● **ASSIGNMENT**: Once you have read the data below, please repeat all of it exactly.

● **RECORDS SHOWN**:
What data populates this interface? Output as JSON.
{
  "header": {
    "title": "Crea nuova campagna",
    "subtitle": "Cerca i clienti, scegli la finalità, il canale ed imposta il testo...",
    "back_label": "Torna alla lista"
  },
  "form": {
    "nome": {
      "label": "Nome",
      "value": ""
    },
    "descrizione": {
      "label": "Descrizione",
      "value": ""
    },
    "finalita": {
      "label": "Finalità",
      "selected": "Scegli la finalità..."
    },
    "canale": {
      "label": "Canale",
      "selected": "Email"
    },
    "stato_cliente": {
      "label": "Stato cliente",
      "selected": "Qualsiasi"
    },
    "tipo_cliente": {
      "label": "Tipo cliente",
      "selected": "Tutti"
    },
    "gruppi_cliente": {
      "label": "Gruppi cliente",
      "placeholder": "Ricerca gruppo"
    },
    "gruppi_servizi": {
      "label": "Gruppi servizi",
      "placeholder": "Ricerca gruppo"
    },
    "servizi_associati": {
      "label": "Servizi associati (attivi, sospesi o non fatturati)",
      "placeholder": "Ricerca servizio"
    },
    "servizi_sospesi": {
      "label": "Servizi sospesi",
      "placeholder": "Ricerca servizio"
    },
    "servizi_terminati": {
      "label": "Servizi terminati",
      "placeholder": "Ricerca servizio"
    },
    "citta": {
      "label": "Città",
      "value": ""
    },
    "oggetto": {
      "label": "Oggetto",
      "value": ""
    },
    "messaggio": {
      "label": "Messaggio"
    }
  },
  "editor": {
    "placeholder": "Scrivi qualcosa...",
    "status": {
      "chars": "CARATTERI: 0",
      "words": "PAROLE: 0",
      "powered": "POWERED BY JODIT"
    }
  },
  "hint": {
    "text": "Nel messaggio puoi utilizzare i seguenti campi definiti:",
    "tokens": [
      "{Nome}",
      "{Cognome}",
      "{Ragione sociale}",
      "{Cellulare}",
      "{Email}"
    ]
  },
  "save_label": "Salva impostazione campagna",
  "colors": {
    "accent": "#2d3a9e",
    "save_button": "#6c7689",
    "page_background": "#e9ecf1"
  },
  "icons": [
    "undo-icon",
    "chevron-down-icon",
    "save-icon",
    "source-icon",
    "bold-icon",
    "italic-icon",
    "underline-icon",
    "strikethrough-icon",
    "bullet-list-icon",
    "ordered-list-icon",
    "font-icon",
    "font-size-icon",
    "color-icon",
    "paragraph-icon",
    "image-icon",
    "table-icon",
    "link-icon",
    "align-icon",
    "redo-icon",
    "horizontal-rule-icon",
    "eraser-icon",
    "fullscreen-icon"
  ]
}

● **SOLUTION TO THE PROBLEM**:
What data populates this interface? Output as JSON.
{
  "header": {
    "title": "Crea nuova campagna",
    "subtitle": "Cerca i clienti, scegli la finalità, il canale ed imposta il testo...",
    "back_label": "Torna alla lista"
  },
  "form": {
    "nome": {
      "label": "Nome",
      "value": ""
    },
    "descrizione": {
      "label": "Descrizione",
      "value": ""
    },
    "finalita": {
      "label": "Finalità",
      "selected": "Scegli la finalità..."
    },
    "canale": {
      "label": "Canale",
      "selected": "Email"
    },
    "stato_cliente": {
      "label": "Stato cliente",
      "selected": "Qualsiasi"
    },
    "tipo_cliente": {
      "label": "Tipo cliente",
      "selected": "Tutti"
    },
    "gruppi_cliente": {
      "label": "Gruppi cliente",
      "placeholder": "Ricerca gruppo"
    },
    "gruppi_servizi": {
      "label": "Gruppi servizi",
      "placeholder": "Ricerca gruppo"
    },
    "servizi_associati": {
      "label": "Servizi associati (attivi, sospesi o non fatturati)",
      "placeholder": "Ricerca servizio"
    },
    "servizi_sospesi": {
      "label": "Servizi sospesi",
      "placeholder": "Ricerca servizio"
    },
    "servizi_terminati": {
      "label": "Servizi terminati",
      "placeholder": "Ricerca servizio"
    },
    "citta": {
      "label": "Città",
      "value": ""
    },
    "oggetto": {
      "label": "Oggetto",
      "value": ""
    },
    "messaggio": {
      "label": "Messaggio"
    }
  },
  "editor": {
    "placeholder": "Scrivi qualcosa...",
    "status": {
      "chars": "CARATTERI: 0",
      "words": "PAROLE: 0",
      "powered": "POWERED BY JODIT"
    }
  },
  "hint": {
    "text": "Nel messaggio puoi utilizzare i seguenti campi definiti:",
    "tokens": [
      "{Nome}",
      "{Cognome}",
      "{Ragione sociale}",
      "{Cellulare}",
      "{Email}"
    ]
  },
  "save_label": "Salva impostazione campagna",
  "colors": {
    "accent": "#2d3a9e",
    "save_button": "#6c7689",
    "page_background": "#e9ecf1"
  },
  "icons": [
    "undo-icon",
    "chevron-down-icon",
    "save-icon",
    "source-icon",
    "bold-icon",
    "italic-icon",
    "underline-icon",
    "strikethrough-icon",
    "bullet-list-icon",
    "ordered-list-icon",
    "font-icon",
    "font-size-icon",
    "color-icon",
    "paragraph-icon",
    "image-icon",
    "table-icon",
    "link-icon",
    "align-icon",
    "redo-icon",
    "horizontal-rule-icon",
    "eraser-icon",
    "fullscreen-icon"
  ]
}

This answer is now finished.